Histamine Intolerance Symptoms Explained
Histamine intolerance is defined as a complete or partial inability to process histamine - a chemical substance that naturally occurs in several kinds of food, and is also released by the organism during an allergic reaction. Histamine intolerance happens because in some cases our organism does not produce enough of diamine oxidase, an enzyme that plays a key role in decomposing histamine. When a person with histamine intolerance ingests histamine foods or products that stimulate the production of histamine in the body, he or she will most likely experience several allergy-like symptoms.
Histamine intolerance symptoms often include:

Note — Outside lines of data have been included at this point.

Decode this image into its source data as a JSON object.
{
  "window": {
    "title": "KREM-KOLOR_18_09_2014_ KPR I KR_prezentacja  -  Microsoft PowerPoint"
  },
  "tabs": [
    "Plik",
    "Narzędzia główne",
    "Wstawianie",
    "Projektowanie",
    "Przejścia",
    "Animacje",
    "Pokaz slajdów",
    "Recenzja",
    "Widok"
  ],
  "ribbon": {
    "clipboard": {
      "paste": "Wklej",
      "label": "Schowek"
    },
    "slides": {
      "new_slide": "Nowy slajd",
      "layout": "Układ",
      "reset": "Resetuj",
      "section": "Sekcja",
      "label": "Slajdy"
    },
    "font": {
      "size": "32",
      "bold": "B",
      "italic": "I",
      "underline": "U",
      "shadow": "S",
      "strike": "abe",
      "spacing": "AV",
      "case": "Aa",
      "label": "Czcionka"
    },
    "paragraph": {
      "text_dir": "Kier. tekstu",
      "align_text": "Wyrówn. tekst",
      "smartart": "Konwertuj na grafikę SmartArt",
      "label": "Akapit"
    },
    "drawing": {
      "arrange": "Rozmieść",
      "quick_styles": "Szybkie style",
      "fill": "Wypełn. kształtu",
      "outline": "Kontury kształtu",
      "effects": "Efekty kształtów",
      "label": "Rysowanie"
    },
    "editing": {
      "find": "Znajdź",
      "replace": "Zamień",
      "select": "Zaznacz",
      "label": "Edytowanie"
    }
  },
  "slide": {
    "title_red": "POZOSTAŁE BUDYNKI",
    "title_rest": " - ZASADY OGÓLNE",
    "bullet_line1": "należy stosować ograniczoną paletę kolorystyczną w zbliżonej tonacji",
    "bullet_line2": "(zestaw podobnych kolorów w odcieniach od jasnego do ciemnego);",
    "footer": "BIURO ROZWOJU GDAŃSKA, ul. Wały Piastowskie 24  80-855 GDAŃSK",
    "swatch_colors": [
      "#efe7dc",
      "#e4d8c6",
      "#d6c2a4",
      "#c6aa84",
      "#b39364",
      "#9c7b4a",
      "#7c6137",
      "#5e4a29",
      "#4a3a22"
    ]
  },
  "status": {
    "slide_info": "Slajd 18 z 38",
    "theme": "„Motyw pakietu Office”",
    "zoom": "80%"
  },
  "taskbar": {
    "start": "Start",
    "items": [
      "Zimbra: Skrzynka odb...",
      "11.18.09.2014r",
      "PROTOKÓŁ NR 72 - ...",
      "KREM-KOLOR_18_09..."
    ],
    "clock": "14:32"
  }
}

- Low blood pressure;
- Runny or stuffy nose;
- Itching, redness hives;
- Cough, often persistent;
- Headache or migraines;
- Heart rhythm problems, flushing;
- Stomach acid reflux;
- Nausea, vomiting, diarrhea;
- Tiredness, body ache.
Recommended Histamine Intolerance Diet
The idea behind a histamine intolerance diet is to determine if your organism cannot process this substance well enough. By reducing the amount of histamine-rich foods in your ration, you should notice a significant improvement in your symptoms. If the improvement does not occur, this means something else is causing your symptoms, most likely an allergy you are not yet aware of. However if you do feel better, you should try and add one or several of histamine foods to make sure you have histamine intolerance. If your symptoms return, you should contact a professional dietitian to compose a healthy diet low on histamine. Leading a wholesome self-organized histamine-free diet is almost impossible as you will most likely come under a risk of suffering from malnutrition and digestive problems.
Foods that are particularly high in histamine include:
- Fermented alcoholic drinks and spirits (beer, cider, champagne, wine, and others);
- Vinegar, including foods containing it (ketchup, mayonnaise, salad dressings, mustard, pickled products);
- Cheese (Camembert, brie, cheddar, Parmesan, Swiss cheese, and blue cheese);
- Fish (tuna, mackerel, sardines, salmon, herring);
- Processed meat products (sausages, salami, bacon, ham);
- Dried fruit, seeds and nuts;
- Cocoa and cocoa products (chocolate);
- Soy sauce;